Determine how many lines in the material hold the string "JSON", then reply with that number only.
##### Exercise data #####
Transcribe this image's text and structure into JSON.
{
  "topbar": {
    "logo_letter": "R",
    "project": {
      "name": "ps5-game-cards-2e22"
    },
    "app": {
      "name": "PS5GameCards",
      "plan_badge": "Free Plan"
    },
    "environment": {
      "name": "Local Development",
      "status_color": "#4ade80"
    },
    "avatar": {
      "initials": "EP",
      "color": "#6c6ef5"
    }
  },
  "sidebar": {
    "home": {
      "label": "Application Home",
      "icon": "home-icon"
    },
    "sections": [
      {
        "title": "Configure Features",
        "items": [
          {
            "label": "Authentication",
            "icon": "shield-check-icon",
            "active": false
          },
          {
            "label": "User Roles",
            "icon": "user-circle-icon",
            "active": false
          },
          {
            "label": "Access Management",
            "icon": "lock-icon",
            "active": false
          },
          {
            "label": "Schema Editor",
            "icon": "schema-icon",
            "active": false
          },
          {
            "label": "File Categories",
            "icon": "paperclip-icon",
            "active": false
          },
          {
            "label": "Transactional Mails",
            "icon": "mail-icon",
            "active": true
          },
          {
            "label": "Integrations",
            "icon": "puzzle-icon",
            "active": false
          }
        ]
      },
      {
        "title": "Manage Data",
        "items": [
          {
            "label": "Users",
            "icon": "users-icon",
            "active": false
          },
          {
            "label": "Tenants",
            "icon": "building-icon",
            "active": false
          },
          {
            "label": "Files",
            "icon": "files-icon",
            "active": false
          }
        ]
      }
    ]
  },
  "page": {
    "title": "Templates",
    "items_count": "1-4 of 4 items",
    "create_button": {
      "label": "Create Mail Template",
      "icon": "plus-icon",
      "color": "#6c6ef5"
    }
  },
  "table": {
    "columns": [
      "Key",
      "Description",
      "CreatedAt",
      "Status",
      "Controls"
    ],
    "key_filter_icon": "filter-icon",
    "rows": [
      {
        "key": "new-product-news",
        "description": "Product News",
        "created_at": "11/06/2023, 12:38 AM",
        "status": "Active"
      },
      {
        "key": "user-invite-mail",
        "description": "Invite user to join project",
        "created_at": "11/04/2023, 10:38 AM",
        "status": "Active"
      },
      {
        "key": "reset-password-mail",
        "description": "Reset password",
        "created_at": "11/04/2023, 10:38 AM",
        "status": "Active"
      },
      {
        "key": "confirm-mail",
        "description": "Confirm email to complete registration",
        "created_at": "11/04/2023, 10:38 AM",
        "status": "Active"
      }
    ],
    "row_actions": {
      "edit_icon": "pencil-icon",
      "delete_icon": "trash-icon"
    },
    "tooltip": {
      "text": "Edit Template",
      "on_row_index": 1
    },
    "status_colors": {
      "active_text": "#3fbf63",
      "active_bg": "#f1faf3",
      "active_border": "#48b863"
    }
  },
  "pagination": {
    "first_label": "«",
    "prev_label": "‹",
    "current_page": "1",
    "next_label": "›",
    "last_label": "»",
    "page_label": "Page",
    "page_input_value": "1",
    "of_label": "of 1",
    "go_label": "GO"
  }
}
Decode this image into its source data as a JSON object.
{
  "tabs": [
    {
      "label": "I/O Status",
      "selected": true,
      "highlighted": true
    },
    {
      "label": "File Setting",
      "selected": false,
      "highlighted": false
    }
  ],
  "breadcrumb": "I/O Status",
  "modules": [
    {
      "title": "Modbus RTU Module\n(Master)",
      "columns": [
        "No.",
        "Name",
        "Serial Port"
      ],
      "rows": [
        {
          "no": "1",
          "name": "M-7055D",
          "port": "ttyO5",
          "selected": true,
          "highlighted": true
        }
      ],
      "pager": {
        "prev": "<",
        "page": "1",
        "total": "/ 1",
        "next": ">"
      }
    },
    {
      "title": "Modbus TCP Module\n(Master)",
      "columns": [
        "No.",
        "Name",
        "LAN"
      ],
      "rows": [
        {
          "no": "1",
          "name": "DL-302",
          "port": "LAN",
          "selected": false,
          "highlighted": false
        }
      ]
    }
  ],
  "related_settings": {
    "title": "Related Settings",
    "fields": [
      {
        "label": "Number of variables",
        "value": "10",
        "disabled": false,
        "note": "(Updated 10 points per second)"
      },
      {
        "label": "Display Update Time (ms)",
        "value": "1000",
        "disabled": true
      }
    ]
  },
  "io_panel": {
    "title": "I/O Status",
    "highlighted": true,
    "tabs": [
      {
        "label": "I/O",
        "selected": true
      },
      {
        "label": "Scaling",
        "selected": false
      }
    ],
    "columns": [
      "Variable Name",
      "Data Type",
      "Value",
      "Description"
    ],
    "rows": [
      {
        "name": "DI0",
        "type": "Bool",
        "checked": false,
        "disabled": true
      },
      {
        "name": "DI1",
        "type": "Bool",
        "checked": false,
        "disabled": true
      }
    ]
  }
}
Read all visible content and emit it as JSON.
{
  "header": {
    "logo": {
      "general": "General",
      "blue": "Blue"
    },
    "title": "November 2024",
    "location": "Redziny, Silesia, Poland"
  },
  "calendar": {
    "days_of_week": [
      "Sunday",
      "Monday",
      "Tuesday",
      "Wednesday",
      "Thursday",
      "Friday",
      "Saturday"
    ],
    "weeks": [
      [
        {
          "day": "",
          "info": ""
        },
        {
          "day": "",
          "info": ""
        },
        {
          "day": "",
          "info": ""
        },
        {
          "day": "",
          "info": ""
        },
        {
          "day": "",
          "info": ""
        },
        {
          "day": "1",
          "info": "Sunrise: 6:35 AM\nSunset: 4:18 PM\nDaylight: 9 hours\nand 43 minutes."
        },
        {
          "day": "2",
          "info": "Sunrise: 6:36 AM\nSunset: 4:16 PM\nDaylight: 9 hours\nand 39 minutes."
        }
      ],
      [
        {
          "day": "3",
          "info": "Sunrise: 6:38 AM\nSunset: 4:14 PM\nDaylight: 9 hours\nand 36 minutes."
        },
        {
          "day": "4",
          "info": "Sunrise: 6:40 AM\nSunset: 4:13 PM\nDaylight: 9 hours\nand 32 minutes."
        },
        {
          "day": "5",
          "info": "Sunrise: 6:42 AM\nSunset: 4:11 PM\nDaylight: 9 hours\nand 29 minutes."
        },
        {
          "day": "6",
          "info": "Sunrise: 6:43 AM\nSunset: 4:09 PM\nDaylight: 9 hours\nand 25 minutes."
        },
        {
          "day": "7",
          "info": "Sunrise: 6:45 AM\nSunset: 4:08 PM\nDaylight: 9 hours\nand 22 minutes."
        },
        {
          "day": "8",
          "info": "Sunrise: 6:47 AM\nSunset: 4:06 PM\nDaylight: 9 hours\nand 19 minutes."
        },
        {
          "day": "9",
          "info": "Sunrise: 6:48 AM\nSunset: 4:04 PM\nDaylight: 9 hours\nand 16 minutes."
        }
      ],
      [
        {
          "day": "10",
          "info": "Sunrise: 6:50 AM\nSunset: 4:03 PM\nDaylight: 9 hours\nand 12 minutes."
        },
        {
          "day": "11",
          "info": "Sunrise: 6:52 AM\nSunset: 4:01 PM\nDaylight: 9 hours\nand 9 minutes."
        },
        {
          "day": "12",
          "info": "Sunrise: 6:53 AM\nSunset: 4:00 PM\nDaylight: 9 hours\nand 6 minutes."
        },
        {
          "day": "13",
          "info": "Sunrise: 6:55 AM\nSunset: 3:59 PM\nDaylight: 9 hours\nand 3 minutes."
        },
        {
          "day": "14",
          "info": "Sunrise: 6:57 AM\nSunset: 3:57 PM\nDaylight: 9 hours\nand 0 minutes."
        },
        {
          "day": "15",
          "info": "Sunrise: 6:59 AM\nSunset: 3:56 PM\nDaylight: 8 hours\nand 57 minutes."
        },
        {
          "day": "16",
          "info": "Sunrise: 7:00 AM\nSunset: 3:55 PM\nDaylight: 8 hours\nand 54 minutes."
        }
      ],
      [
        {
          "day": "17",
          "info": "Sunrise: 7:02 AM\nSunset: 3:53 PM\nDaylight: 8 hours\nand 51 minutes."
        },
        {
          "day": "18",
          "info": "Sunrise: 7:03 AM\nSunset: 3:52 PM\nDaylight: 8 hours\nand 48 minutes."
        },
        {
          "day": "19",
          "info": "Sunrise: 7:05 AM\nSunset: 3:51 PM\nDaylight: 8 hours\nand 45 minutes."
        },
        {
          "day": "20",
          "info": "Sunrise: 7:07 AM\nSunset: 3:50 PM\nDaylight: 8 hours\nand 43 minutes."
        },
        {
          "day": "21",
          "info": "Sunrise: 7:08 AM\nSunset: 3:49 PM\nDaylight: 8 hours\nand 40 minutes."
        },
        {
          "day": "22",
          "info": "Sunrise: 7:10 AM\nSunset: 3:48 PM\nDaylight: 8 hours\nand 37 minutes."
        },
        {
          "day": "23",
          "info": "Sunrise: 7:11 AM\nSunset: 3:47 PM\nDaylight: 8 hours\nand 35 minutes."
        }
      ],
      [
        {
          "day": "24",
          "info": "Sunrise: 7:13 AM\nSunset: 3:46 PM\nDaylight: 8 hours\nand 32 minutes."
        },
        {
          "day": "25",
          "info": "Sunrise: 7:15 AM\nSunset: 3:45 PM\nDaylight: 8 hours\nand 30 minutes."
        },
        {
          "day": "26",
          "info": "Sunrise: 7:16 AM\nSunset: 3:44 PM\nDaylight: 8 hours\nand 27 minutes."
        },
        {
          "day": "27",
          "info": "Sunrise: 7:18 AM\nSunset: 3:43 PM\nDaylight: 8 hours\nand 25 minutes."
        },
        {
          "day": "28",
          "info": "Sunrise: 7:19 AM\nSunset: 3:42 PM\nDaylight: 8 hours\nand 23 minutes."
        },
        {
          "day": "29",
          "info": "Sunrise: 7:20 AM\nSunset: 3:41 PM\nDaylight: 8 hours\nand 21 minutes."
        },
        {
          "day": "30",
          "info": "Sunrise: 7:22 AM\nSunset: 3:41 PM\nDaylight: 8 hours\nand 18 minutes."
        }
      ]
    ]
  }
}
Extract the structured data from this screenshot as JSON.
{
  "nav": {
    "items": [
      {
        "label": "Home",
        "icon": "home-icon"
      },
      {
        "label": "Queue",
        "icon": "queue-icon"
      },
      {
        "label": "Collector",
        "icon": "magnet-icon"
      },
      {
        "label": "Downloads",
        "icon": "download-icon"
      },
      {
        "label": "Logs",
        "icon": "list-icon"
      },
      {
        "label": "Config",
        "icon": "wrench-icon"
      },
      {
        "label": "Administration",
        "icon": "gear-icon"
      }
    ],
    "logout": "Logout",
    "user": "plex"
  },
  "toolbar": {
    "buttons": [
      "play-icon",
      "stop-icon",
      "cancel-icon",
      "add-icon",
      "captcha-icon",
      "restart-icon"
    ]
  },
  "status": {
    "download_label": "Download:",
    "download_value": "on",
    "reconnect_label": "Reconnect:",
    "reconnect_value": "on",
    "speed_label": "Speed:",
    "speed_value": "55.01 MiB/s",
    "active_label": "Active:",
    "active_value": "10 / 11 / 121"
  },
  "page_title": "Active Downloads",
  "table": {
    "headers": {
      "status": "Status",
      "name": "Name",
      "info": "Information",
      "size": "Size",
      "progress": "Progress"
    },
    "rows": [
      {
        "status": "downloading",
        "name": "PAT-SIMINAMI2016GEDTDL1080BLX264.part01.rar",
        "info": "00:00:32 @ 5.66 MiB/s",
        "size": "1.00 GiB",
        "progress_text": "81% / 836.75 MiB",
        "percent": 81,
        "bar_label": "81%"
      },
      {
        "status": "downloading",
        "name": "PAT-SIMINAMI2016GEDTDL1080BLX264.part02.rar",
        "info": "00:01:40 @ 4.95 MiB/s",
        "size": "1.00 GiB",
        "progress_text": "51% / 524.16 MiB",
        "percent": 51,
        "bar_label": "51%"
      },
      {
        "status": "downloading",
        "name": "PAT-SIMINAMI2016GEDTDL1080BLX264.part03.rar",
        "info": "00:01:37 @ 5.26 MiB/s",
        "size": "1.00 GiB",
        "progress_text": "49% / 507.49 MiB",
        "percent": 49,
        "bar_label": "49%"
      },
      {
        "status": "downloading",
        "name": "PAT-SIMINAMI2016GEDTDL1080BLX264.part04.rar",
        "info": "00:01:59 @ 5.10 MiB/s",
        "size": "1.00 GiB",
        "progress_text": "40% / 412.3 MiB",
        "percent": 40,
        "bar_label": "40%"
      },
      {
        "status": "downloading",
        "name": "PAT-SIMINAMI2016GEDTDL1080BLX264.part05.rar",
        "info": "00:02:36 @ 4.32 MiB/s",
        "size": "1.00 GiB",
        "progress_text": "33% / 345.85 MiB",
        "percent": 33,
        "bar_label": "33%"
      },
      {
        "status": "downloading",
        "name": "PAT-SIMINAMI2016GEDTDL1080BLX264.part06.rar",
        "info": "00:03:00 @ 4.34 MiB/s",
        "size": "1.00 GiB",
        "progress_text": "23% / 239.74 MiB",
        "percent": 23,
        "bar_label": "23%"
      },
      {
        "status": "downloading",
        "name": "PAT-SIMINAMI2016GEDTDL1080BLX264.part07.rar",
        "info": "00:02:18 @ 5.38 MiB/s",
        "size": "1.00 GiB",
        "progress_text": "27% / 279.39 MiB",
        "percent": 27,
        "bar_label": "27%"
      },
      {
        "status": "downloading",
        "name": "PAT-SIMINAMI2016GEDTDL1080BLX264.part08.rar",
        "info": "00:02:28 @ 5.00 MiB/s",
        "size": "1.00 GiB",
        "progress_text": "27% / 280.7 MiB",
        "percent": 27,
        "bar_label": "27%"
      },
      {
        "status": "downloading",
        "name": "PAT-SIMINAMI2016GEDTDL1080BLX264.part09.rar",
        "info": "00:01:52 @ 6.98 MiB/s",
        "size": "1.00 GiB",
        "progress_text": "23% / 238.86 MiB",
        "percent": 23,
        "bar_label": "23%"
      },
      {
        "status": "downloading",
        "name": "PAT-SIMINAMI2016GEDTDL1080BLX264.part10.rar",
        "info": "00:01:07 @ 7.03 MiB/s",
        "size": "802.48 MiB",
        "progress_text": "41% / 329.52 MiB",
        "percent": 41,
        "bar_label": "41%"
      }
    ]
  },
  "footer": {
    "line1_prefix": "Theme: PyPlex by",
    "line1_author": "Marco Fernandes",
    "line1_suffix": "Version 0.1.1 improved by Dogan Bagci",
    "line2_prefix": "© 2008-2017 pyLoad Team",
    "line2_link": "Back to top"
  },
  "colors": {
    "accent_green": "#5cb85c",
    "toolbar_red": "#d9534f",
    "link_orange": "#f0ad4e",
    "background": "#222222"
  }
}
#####
Answer for the task:
4